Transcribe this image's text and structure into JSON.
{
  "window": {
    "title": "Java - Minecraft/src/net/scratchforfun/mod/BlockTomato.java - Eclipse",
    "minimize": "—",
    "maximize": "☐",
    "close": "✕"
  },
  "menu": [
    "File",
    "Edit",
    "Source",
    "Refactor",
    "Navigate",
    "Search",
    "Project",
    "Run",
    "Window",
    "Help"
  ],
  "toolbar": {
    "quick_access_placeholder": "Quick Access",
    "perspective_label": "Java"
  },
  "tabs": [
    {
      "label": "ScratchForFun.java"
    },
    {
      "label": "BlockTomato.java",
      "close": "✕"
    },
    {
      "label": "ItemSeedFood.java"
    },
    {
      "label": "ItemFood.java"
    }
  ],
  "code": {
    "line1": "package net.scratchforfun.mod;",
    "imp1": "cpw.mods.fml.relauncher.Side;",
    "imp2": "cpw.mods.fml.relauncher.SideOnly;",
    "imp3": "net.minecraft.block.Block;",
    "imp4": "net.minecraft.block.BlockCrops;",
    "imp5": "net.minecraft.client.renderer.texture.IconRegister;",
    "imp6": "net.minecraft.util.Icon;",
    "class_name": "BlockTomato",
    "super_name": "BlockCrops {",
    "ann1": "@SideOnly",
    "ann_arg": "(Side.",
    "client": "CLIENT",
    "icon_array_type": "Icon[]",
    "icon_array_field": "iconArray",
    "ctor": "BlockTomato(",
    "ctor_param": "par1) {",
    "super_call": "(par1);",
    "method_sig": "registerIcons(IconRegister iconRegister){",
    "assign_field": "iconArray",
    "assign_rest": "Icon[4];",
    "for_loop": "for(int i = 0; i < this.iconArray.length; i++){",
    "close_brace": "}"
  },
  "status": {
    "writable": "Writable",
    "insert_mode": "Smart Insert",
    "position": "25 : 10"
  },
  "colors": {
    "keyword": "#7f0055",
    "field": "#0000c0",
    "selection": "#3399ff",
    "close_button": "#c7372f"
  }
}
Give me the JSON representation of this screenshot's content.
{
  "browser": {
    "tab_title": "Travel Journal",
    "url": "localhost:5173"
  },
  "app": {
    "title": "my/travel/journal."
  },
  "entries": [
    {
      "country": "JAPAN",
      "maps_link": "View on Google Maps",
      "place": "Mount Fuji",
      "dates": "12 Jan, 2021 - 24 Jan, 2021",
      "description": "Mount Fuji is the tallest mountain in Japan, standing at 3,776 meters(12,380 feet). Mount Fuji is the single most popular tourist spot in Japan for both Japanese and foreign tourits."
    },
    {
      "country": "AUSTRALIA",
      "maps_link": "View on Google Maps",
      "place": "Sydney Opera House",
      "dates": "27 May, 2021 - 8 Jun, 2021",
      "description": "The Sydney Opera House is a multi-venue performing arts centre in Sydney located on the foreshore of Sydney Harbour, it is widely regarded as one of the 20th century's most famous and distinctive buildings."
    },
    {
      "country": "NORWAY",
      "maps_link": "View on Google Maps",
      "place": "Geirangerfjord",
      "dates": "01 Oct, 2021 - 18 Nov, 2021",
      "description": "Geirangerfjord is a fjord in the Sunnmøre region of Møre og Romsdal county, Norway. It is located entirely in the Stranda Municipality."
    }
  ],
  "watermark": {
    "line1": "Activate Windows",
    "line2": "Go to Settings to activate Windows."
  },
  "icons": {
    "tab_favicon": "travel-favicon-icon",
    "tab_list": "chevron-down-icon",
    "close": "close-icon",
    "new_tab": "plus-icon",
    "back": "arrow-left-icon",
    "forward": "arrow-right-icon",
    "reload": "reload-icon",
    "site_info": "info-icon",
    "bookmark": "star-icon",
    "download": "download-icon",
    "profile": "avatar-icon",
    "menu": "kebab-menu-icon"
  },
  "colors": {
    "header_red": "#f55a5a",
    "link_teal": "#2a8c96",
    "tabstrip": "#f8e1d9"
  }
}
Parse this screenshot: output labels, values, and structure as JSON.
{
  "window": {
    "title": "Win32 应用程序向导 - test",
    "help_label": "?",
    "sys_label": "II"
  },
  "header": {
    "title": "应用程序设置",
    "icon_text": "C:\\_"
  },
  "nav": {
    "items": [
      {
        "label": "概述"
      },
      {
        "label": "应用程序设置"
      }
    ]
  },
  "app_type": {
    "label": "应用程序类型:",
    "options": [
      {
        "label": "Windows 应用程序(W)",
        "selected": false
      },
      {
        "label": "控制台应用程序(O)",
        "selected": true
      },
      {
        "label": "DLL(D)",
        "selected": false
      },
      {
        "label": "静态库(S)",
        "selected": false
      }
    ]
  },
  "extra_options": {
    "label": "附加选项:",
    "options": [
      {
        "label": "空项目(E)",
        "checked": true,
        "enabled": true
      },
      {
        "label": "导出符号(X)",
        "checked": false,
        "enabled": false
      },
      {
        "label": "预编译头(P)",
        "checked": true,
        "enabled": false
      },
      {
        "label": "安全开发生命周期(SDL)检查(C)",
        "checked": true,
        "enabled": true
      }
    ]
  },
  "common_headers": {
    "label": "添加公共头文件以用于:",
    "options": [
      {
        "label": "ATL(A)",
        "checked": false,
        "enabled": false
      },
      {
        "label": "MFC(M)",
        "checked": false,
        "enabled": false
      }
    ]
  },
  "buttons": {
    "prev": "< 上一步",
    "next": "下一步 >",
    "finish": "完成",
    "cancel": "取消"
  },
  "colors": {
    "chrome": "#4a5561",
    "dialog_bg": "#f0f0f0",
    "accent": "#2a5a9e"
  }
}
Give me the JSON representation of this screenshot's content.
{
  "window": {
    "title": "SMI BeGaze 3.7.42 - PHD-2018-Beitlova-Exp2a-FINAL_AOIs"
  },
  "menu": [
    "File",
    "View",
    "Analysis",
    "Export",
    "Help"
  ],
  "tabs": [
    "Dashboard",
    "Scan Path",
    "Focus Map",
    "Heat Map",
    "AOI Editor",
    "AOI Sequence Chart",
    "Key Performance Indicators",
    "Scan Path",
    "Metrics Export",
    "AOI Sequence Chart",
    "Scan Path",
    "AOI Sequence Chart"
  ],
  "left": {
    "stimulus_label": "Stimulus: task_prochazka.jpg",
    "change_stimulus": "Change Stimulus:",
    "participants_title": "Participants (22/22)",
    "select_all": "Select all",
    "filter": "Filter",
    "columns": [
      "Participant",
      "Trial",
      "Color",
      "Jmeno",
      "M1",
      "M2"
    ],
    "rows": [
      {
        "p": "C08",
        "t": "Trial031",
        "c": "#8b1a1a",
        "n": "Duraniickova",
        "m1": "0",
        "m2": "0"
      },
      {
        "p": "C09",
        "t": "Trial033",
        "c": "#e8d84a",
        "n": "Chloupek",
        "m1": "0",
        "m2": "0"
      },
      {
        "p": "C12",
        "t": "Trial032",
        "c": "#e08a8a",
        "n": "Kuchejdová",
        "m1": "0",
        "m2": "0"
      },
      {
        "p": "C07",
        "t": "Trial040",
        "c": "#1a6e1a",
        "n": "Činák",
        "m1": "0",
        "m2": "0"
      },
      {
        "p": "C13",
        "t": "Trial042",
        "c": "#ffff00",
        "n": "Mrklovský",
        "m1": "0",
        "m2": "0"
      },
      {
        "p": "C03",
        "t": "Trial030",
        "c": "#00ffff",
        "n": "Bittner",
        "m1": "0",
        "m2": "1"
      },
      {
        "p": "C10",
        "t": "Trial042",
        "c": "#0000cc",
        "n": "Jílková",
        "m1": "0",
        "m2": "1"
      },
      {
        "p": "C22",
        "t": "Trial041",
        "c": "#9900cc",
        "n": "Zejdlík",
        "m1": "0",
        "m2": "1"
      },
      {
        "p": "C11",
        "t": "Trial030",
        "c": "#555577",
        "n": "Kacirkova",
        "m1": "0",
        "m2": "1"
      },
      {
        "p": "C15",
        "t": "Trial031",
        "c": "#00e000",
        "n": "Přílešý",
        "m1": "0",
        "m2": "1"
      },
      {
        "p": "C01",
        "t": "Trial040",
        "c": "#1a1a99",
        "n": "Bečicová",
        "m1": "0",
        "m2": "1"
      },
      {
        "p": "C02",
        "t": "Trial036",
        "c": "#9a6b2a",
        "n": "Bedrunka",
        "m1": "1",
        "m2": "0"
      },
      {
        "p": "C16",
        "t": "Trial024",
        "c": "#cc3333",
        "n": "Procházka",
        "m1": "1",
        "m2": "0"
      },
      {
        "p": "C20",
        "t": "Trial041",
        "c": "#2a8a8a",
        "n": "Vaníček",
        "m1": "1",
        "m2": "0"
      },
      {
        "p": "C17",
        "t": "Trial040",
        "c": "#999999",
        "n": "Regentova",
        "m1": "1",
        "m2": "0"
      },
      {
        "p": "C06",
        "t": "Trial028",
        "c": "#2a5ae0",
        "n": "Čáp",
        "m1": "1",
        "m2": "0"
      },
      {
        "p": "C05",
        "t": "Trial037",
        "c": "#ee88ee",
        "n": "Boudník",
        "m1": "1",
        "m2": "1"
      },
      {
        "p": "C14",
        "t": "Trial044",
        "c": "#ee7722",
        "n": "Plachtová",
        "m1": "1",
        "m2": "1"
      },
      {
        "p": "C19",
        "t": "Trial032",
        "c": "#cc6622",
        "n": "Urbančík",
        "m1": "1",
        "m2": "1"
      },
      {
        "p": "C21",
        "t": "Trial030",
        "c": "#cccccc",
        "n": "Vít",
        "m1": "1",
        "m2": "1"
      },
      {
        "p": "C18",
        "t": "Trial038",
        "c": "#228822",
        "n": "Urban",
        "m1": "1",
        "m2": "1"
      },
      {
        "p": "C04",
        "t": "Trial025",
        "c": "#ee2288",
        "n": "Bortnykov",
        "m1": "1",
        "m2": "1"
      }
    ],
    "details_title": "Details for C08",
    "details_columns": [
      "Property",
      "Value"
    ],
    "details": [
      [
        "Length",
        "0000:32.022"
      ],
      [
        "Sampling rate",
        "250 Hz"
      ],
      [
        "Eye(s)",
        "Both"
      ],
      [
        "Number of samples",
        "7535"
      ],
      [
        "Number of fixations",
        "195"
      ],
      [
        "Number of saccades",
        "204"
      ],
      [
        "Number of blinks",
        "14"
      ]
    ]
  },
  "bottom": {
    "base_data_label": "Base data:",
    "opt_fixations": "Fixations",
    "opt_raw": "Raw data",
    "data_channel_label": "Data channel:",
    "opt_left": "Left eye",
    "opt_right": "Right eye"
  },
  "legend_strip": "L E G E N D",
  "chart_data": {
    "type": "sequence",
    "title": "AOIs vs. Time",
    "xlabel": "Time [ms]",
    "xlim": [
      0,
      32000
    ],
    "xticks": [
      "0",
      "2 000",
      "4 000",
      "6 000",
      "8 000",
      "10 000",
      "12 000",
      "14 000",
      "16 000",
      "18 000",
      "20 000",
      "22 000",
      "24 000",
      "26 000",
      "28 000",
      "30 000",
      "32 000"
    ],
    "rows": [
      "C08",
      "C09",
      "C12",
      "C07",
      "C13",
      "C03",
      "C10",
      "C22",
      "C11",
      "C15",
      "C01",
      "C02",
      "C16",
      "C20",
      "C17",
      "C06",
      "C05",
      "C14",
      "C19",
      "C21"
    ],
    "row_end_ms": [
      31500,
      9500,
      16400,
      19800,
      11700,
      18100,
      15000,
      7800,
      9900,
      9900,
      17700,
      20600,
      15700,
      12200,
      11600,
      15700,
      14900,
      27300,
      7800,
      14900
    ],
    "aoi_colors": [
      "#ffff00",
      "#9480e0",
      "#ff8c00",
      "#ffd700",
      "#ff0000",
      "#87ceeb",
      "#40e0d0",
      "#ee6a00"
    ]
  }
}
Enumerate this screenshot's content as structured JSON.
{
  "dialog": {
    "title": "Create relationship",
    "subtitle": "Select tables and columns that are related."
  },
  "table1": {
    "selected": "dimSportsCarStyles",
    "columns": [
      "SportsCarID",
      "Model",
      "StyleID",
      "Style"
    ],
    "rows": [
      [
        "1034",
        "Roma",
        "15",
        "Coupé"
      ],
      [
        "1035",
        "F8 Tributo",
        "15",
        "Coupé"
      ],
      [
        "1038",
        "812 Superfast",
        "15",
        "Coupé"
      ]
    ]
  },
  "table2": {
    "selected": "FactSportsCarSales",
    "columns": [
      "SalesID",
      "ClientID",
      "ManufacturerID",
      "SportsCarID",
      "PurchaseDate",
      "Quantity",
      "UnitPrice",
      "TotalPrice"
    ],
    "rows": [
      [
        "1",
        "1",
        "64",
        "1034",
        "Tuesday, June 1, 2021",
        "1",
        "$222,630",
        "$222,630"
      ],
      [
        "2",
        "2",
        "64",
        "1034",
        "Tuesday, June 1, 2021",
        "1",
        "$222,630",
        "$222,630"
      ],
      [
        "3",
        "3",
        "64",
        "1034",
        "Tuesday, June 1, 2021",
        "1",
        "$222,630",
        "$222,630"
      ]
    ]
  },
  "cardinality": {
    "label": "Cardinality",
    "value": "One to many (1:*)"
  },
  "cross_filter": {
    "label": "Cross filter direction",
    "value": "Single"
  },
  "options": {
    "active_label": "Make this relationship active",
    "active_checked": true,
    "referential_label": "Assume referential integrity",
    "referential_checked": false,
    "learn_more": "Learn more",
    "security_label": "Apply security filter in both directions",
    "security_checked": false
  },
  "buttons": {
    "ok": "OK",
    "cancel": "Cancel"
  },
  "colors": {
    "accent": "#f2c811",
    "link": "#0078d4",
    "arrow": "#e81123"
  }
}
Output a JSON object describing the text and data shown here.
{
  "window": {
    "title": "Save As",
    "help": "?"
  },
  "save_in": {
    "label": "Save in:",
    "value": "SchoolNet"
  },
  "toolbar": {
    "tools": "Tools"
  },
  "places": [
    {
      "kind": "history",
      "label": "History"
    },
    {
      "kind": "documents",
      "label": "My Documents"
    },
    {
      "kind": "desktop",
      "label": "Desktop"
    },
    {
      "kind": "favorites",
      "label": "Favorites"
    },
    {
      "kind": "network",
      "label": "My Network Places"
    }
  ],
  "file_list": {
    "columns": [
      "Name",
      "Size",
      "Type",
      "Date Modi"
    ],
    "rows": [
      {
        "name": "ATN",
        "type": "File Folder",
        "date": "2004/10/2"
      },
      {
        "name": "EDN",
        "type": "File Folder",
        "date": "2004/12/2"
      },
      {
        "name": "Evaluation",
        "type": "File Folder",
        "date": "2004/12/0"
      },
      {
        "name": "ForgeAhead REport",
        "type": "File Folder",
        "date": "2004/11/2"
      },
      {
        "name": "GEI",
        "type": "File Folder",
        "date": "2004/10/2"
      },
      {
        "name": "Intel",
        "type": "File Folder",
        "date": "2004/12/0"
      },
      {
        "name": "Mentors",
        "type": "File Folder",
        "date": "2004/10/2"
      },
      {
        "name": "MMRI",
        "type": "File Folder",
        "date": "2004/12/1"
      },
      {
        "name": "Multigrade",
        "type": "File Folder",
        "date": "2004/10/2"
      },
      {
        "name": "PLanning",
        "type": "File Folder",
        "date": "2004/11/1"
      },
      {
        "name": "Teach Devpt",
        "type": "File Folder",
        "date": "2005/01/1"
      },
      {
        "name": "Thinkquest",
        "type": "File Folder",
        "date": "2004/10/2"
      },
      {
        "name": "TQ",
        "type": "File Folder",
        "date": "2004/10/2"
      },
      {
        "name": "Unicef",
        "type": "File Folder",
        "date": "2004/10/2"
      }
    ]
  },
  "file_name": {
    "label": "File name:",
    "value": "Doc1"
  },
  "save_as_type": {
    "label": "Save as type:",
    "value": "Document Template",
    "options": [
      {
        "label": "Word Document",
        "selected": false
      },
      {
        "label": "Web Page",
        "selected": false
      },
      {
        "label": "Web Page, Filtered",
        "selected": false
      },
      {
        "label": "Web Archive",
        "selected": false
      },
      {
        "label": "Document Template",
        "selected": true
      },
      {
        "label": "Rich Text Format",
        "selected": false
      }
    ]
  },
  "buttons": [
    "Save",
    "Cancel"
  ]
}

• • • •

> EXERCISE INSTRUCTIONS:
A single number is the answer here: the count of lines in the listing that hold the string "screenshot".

> COMPLETED TASK:
4